What is the number of lines in the entries below that include the word "this"? Provide the number only.

___ Information

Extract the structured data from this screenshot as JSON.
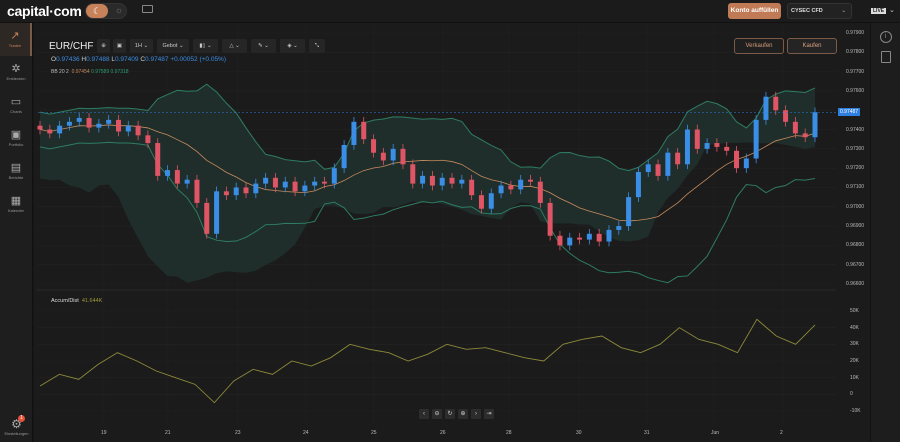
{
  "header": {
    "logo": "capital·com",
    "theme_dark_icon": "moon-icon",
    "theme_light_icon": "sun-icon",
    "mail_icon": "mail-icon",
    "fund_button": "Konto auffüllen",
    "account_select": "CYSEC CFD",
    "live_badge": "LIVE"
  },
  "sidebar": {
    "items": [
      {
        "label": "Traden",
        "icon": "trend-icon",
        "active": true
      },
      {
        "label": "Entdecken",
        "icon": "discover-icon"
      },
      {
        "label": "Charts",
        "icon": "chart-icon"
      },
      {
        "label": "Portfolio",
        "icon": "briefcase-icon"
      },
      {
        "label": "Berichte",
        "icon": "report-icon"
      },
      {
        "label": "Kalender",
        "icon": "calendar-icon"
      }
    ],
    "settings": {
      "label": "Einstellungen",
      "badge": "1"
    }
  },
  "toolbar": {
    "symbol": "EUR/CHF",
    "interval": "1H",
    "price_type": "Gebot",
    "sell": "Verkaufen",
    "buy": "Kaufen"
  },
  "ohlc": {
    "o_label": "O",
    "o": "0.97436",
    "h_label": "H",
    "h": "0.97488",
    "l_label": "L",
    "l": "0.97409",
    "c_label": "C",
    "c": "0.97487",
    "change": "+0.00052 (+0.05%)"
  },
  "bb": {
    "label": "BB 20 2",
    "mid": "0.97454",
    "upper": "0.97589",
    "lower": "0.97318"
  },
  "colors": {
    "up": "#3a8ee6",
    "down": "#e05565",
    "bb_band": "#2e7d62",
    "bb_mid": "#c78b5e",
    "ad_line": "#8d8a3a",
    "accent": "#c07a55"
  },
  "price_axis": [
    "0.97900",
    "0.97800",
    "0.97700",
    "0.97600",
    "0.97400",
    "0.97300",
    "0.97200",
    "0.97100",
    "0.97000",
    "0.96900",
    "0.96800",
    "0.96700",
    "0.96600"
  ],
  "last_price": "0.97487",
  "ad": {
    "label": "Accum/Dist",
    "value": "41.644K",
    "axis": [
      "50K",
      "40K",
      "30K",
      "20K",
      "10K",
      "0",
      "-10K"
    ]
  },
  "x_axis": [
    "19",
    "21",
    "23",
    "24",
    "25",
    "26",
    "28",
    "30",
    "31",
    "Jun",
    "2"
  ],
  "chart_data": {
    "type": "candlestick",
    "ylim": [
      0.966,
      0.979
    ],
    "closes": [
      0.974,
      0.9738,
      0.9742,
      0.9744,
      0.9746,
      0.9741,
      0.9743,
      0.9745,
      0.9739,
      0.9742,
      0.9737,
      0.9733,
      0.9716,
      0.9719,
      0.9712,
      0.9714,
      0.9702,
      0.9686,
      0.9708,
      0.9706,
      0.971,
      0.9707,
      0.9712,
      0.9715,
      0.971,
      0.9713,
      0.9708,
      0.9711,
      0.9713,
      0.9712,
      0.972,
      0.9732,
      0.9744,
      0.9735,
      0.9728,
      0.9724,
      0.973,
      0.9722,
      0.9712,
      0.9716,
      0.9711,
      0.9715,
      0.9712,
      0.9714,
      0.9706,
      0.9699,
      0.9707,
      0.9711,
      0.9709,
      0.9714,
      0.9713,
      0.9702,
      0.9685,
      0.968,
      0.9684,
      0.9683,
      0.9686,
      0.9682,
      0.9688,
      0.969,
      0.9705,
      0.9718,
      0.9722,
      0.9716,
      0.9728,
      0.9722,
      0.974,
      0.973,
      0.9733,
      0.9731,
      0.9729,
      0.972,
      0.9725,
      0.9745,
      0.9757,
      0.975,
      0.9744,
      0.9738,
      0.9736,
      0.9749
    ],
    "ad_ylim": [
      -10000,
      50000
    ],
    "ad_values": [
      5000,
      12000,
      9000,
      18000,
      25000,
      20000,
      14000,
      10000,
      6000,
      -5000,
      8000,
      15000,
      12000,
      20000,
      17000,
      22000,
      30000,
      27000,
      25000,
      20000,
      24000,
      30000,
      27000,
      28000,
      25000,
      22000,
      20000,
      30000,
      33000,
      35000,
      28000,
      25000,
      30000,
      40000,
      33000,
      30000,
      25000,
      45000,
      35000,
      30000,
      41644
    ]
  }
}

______
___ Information

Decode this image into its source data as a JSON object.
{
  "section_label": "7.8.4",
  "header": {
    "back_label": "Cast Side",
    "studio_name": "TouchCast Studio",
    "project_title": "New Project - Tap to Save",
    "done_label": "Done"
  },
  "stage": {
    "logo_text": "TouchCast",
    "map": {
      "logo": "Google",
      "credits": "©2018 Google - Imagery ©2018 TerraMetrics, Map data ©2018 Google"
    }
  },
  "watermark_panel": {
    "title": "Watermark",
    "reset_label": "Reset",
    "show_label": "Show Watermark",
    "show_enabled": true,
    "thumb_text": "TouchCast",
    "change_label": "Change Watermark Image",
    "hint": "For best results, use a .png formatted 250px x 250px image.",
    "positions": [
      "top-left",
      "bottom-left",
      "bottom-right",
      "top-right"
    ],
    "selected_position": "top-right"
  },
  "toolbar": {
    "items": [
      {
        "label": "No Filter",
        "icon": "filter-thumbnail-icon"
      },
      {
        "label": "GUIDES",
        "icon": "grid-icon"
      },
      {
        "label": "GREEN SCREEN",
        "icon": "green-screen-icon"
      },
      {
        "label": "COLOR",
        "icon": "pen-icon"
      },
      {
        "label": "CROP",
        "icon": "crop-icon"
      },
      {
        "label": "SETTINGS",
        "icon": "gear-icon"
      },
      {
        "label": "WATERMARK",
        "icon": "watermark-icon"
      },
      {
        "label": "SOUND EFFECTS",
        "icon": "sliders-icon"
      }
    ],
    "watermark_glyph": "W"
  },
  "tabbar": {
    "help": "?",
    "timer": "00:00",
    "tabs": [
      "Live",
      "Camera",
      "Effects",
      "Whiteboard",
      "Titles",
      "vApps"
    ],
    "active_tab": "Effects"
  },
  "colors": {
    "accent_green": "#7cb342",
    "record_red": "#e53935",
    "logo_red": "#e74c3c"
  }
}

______
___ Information

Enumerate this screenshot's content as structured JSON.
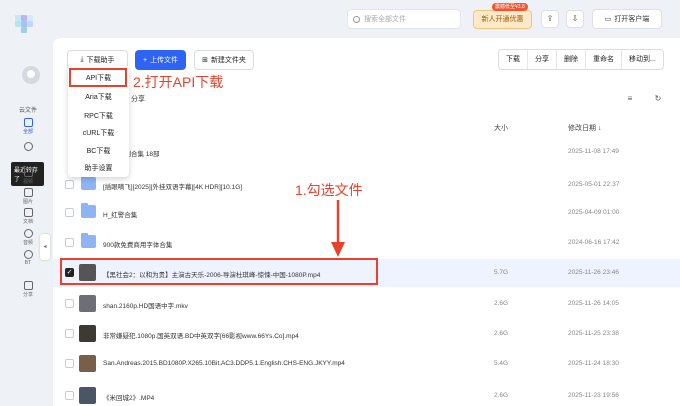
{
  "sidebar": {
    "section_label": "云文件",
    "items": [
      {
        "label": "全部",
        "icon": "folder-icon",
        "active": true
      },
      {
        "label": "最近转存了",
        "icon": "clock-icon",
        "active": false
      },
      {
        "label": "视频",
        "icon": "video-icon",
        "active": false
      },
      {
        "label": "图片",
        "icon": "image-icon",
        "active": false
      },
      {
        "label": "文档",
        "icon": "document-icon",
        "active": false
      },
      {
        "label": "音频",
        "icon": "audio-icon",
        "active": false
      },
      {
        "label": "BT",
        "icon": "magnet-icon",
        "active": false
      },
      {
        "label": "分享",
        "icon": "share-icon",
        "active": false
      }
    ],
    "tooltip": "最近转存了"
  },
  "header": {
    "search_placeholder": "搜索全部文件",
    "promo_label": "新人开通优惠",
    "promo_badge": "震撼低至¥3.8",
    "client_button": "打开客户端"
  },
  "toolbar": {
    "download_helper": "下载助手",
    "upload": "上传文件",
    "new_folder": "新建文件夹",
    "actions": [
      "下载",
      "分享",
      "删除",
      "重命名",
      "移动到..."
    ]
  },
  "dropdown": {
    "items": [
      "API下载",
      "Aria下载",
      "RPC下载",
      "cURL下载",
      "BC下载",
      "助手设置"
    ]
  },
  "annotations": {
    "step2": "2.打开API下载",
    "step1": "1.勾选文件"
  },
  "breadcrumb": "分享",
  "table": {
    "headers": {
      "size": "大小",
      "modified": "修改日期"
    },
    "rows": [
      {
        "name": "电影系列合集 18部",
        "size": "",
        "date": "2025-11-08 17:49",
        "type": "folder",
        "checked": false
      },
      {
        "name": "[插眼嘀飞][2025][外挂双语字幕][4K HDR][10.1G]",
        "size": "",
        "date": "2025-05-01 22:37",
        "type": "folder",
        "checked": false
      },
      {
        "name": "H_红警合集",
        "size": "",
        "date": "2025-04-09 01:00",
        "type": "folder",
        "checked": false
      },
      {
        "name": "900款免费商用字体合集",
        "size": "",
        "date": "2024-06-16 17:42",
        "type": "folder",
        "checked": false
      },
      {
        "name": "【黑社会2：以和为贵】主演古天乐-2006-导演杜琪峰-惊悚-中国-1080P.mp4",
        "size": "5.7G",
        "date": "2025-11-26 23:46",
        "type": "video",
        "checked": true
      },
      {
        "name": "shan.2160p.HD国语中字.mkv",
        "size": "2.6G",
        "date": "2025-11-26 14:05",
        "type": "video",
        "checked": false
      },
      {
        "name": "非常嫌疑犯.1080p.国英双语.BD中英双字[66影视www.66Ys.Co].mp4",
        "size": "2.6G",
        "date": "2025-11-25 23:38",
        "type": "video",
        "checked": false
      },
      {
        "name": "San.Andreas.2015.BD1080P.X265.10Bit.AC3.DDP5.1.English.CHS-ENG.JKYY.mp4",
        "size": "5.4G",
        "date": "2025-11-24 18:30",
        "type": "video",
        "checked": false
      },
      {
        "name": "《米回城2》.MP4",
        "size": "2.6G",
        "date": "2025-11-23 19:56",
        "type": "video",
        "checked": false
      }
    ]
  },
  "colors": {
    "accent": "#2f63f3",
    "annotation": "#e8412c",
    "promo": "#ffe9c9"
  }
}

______

Task answer - 3